And secondly, one of the saddest, most moving poems to a lost child, full of searing grief and pain, but beautiful nonetheless…
On my First Son
Farewell, thou child of my right hand, and joy;
My sin was too much hope of thee, lov’d boy.
Seven years tho’ wert lent to me, and I thee pay,
Exacted by thy fate, on the just day.
O, could I lose all father now! For why
Will man lament the state he should envy?
To have so soon ‘scap’d world’s and flesh’s rage,
And if no other misery, yet age?
Rest in soft peace, and, ask’d, say, “Here doth lie
Ben Jonson his best piece of poetry.”
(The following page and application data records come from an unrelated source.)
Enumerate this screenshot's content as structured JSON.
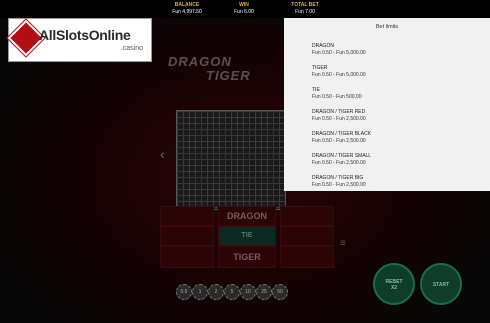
{
  "header": {
    "balance": {
      "label": "BALANCE",
      "value": "Fun 4,997.50"
    },
    "win": {
      "label": "WIN",
      "value": "Fun 6.00"
    },
    "total_bet": {
      "label": "TOTAL BET",
      "value": "Fun 7.00"
    }
  },
  "logo": {
    "brand": "AllSlotsOnline",
    "sub": ".casino"
  },
  "game_title": {
    "line1": "DRAGON",
    "line2": "TIGER"
  },
  "bet_areas": {
    "top_left": "",
    "top_center": "DRAGON",
    "top_right": "",
    "mid_center": "TIE",
    "bottom_center": "TIGER"
  },
  "chips": [
    "0.5",
    "1",
    "2",
    "5",
    "10",
    "25",
    "50"
  ],
  "buttons": {
    "rebet": {
      "line1": "REBET",
      "line2": "X2"
    },
    "start": "START"
  },
  "bet_limits": {
    "title": "Bet limits",
    "items": [
      {
        "name": "DRAGON",
        "range": "Fun 0.50 - Fun 5,000.00"
      },
      {
        "name": "TIGER",
        "range": "Fun 0.50 - Fun 5,000.00"
      },
      {
        "name": "TIE",
        "range": "Fun 0.50 - Fun 500.00"
      },
      {
        "name": "DRAGON / TIGER RED",
        "range": "Fun 0.50 - Fun 2,500.00"
      },
      {
        "name": "DRAGON / TIGER BLACK",
        "range": "Fun 0.50 - Fun 2,500.00"
      },
      {
        "name": "DRAGON / TIGER SMALL",
        "range": "Fun 0.50 - Fun 2,500.00"
      },
      {
        "name": "DRAGON / TIGER BIG",
        "range": "Fun 0.50 - Fun 2,500.00"
      }
    ]
  },
  "colors": {
    "accent_gold": "#d9b04a",
    "table_red": "#2a0407",
    "felt_green": "#0e3d2a"
  }
}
For whose sake henceforth all his vows be such,
As what he loves may never like too much.
This one is a current favourite, because three weeks ago I spent three hours at Sharandy’s on the Blackdown Hills, one-to-one with hawks and owls, flying a Harris Hawk and handling similar fabulous and always wild raptors…
Close-up on a Sharp-shinned Hawk
Concentrate on her attributes:
the accipiter’s short
roundish wings, streaked breast, talons fine
and slender as the x-ray of a baby’s hand.
The eyes (yellow in this hatchling
later deepening to orange then
blood red) can spot
a sparrow at four hundred metres and impose
silence like an overwhelming noise
in which you must not listen
Suddenly, if you’re not careful, everything
goes celluloid and slow
and threatens to burn through and you
must focus quickly on the simple metal band around her leg
by which she’s married to our need to know.
And finally, it has to be Keats, of course. I didn’t want to post poems already on this blog so I thought you might like an extract from the beginning of the long, narrative poem Hyperion. I think the landscape is inspired by his trip to the Lake District in 1818, it so evokes those wet valleys and deep, dark forests…
From Hyperion Book 1
Deep in the shady sadness of a vale
Far sunken from the healthy breath of morn,
Far from the fiery noon, and eve’s one star,
Sat gray-hair’d Saturn, quiet as a stone,
Still as the silence round about his lair;
Forest on forest hung above his head
Like cloud on cloud. No stir of air was there,
Not so much life as on a summer’s day
Robs not one light seed from the feather’d grass,
But where the dead leaf fell, there did it rest.
A stream went voiceless by, still deadened more
By reason of his fallen divinity
Spreading a shade: the Naiad ‘mid her reeds
Press’d her cold finger closer to her lips.
Along the margin-sand large foot-marks went,
No further than to where his feet had stray’d,
And slept there since. Upon the sodden ground
His old right hand lay nerveless, listless, dead,
Unsceptred; and his realmless eyes were closed;
While his bow’d head seem’d list’ning to the Earth,
His ancient mother, for some comfort yet.
Anyway, thanks to Lorna for the inspiration. Poetry nurtures and speaks to our souls in a way nothing else can. Do find your own favourites and let me know what they are!!